20110000011 January 6, 2011 Gebka
20140290104 October 2, 2014 Lindblom
Patent History
Patent number: 11001396
Type: Grant
Filed: Nov 17, 2017
Date of Patent: May 11, 2021
Patent Publication Number: 20200079526
Assignee: Honeywell International Inc. (Charlotte, NC)
Inventors: John Taylor Pearson (Morris Plains, NJ), Yogendra Yogi Sheoran (Morris Plains, NJ), Ramalingam Nallur (Morris Plains, NJ), Don Reginald Holcomb, Jr. (Morris Plains, NJ)
Primary Examiner: Gary C Hoge
Application Number: 16/462,575
Classifications
Current U.S. Class: With Wind Spilling Feature (40/602)

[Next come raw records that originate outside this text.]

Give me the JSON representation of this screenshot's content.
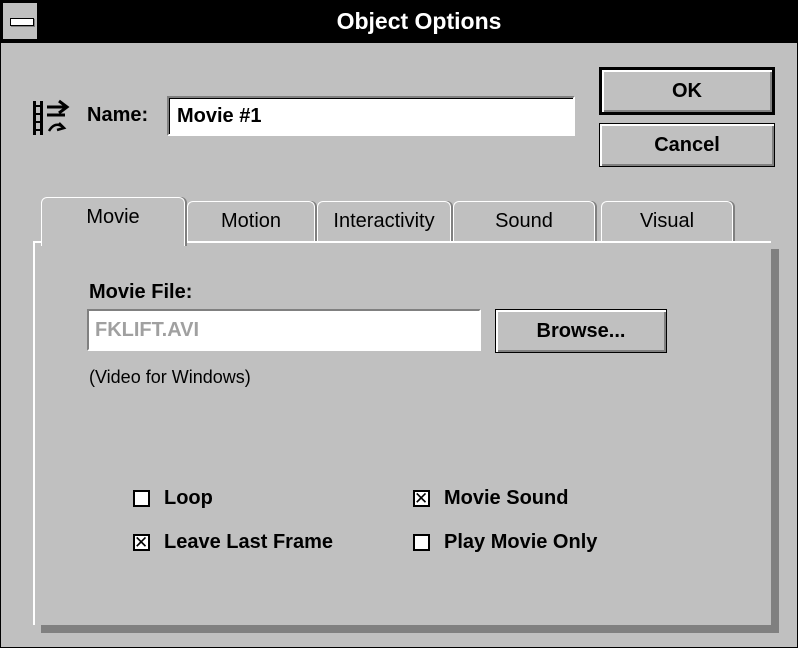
{
  "window": {
    "title": "Object Options"
  },
  "name_row": {
    "label": "Name:",
    "value": "Movie #1"
  },
  "buttons": {
    "ok": "OK",
    "cancel": "Cancel",
    "browse": "Browse..."
  },
  "tabs": [
    "Movie",
    "Motion",
    "Interactivity",
    "Sound",
    "Visual"
  ],
  "active_tab": "Movie",
  "movie": {
    "file_label": "Movie File:",
    "file_value": "FKLIFT.AVI",
    "file_type": "(Video for Windows)"
  },
  "options": [
    {
      "label": "Loop",
      "checked": false
    },
    {
      "label": "Leave Last Frame",
      "checked": true
    },
    {
      "label": "Movie Sound",
      "checked": true
    },
    {
      "label": "Play Movie Only",
      "checked": false
    }
  ],
  "icons": {
    "system_menu": "system-menu-icon",
    "object": "movie-object-icon"
  },
  "colors": {
    "face": "#c0c0c0",
    "titlebar": "#000000",
    "disabled_text": "#a0a0a0"
  }
}
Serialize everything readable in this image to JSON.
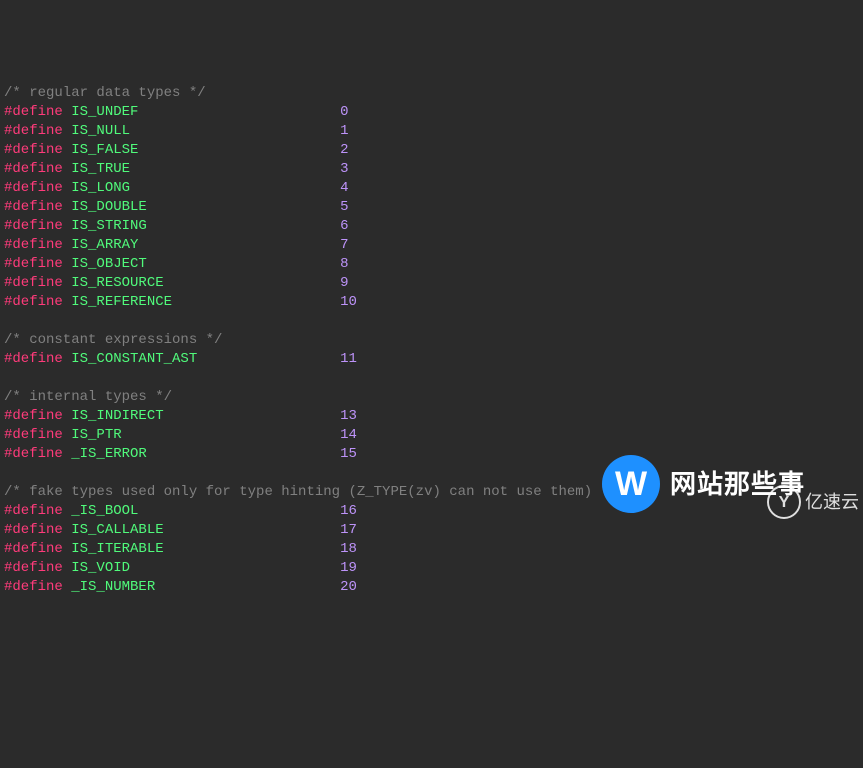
{
  "code": {
    "sections": [
      {
        "comment": "/* regular data types */",
        "lines": [
          {
            "kw": "#define",
            "name": "IS_UNDEF",
            "value": "0"
          },
          {
            "kw": "#define",
            "name": "IS_NULL",
            "value": "1"
          },
          {
            "kw": "#define",
            "name": "IS_FALSE",
            "value": "2"
          },
          {
            "kw": "#define",
            "name": "IS_TRUE",
            "value": "3"
          },
          {
            "kw": "#define",
            "name": "IS_LONG",
            "value": "4"
          },
          {
            "kw": "#define",
            "name": "IS_DOUBLE",
            "value": "5"
          },
          {
            "kw": "#define",
            "name": "IS_STRING",
            "value": "6"
          },
          {
            "kw": "#define",
            "name": "IS_ARRAY",
            "value": "7"
          },
          {
            "kw": "#define",
            "name": "IS_OBJECT",
            "value": "8"
          },
          {
            "kw": "#define",
            "name": "IS_RESOURCE",
            "value": "9"
          },
          {
            "kw": "#define",
            "name": "IS_REFERENCE",
            "value": "10"
          }
        ]
      },
      {
        "comment": "/* constant expressions */",
        "lines": [
          {
            "kw": "#define",
            "name": "IS_CONSTANT_AST",
            "value": "11"
          }
        ]
      },
      {
        "comment": "/* internal types */",
        "lines": [
          {
            "kw": "#define",
            "name": "IS_INDIRECT",
            "value": "13"
          },
          {
            "kw": "#define",
            "name": "IS_PTR",
            "value": "14"
          },
          {
            "kw": "#define",
            "name": "_IS_ERROR",
            "value": "15"
          }
        ]
      },
      {
        "comment": "/* fake types used only for type hinting (Z_TYPE(zv) can not use them) */",
        "lines": [
          {
            "kw": "#define",
            "name": "_IS_BOOL",
            "value": "16"
          },
          {
            "kw": "#define",
            "name": "IS_CALLABLE",
            "value": "17"
          },
          {
            "kw": "#define",
            "name": "IS_ITERABLE",
            "value": "18"
          },
          {
            "kw": "#define",
            "name": "IS_VOID",
            "value": "19"
          },
          {
            "kw": "#define",
            "name": "_IS_NUMBER",
            "value": "20"
          }
        ]
      }
    ]
  },
  "watermarks": {
    "primary": {
      "letter": "W",
      "text": "网站那些事"
    },
    "secondary": {
      "letter": "Y",
      "text": "亿速云"
    }
  }
}
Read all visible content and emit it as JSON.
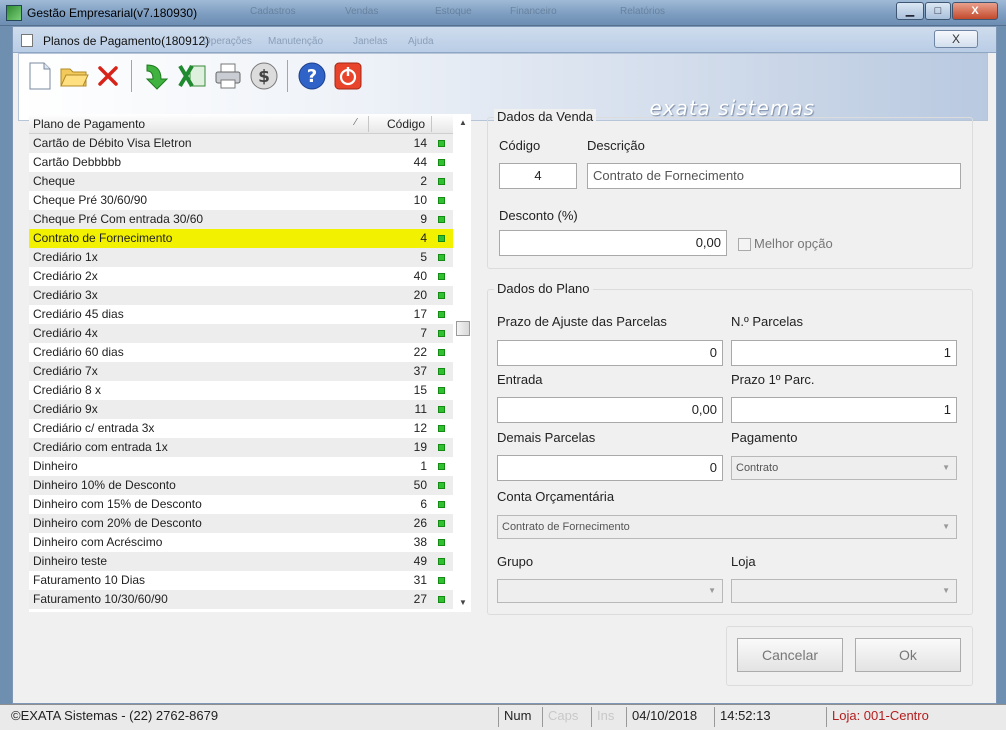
{
  "outer_window": {
    "title": "Gestão Empresarial(v7.180930)",
    "ghost_menu": [
      "Cadastros",
      "Vendas",
      "Estoque",
      "Financeiro",
      "Relatórios"
    ],
    "buttons": {
      "minimize": "▁",
      "maximize": "□",
      "close": "X"
    }
  },
  "inner_window": {
    "title": "Planos de Pagamento(180912)",
    "ghost_menu": [
      "Operações",
      "Manutenção",
      "Janelas",
      "Ajuda"
    ],
    "close_label": "X"
  },
  "toolbar": {
    "buttons": [
      "new-document",
      "open-folder",
      "delete",
      "import-green-arrow",
      "export-excel",
      "print",
      "money",
      "help",
      "exit-power"
    ],
    "brand": "exata sistemas"
  },
  "list": {
    "header_name": "Plano de Pagamento",
    "header_sort_glyph": "⁄",
    "header_code": "Código",
    "rows": [
      {
        "name": "Cartão de Débito Visa Eletron",
        "code": "14"
      },
      {
        "name": "Cartão Debbbbb",
        "code": "44"
      },
      {
        "name": "Cheque",
        "code": "2"
      },
      {
        "name": "Cheque Pré 30/60/90",
        "code": "10"
      },
      {
        "name": "Cheque Pré Com entrada 30/60",
        "code": "9"
      },
      {
        "name": "Contrato de Fornecimento",
        "code": "4"
      },
      {
        "name": "Crediário 1x",
        "code": "5"
      },
      {
        "name": "Crediário 2x",
        "code": "40"
      },
      {
        "name": "Crediário 3x",
        "code": "20"
      },
      {
        "name": "Crediário 45 dias",
        "code": "17"
      },
      {
        "name": "Crediário 4x",
        "code": "7"
      },
      {
        "name": "Crediário 60 dias",
        "code": "22"
      },
      {
        "name": "Crediário 7x",
        "code": "37"
      },
      {
        "name": "Crediário 8 x",
        "code": "15"
      },
      {
        "name": "Crediário 9x",
        "code": "11"
      },
      {
        "name": "Crediário c/ entrada 3x",
        "code": "12"
      },
      {
        "name": "Crediário com entrada 1x",
        "code": "19"
      },
      {
        "name": "Dinheiro",
        "code": "1"
      },
      {
        "name": "Dinheiro 10% de Desconto",
        "code": "50"
      },
      {
        "name": "Dinheiro com 15% de Desconto",
        "code": "6"
      },
      {
        "name": "Dinheiro com 20% de Desconto",
        "code": "26"
      },
      {
        "name": "Dinheiro com Acréscimo",
        "code": "38"
      },
      {
        "name": "Dinheiro teste",
        "code": "49"
      },
      {
        "name": "Faturamento 10 Dias",
        "code": "31"
      },
      {
        "name": "Faturamento 10/30/60/90",
        "code": "27"
      }
    ],
    "selected_index": 5,
    "scroll_up": "▲",
    "scroll_down": "▼"
  },
  "venda": {
    "title": "Dados da Venda",
    "codigo_label": "Código",
    "codigo_value": "4",
    "descricao_label": "Descrição",
    "descricao_value": "Contrato de Fornecimento",
    "desconto_label": "Desconto (%)",
    "desconto_value": "0,00",
    "melhor_opcao_label": "Melhor opção"
  },
  "plano": {
    "title": "Dados do Plano",
    "prazo_label": "Prazo de Ajuste das Parcelas",
    "prazo_value": "0",
    "nparcelas_label": "N.º Parcelas",
    "nparcelas_value": "1",
    "entrada_label": "Entrada",
    "entrada_value": "0,00",
    "prazo1_label": "Prazo 1º Parc.",
    "prazo1_value": "1",
    "demais_label": "Demais Parcelas",
    "demais_value": "0",
    "pagamento_label": "Pagamento",
    "pagamento_value": "Contrato",
    "conta_label": "Conta Orçamentária",
    "conta_value": "Contrato de Fornecimento",
    "grupo_label": "Grupo",
    "grupo_value": "",
    "loja_label": "Loja",
    "loja_value": "",
    "caret": "▼"
  },
  "actions": {
    "cancelar": "Cancelar",
    "ok": "Ok"
  },
  "status": {
    "copyright": "©EXATA Sistemas - (22) 2762-8679",
    "num": "Num",
    "caps": "Caps",
    "ins": "Ins",
    "date": "04/10/2018",
    "time": "14:52:13",
    "loja": "Loja: 001-Centro"
  }
}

International Classification: B64F 1/00 (20060101); G09F 15/00 (20060101); G08G 5/00 (20060101);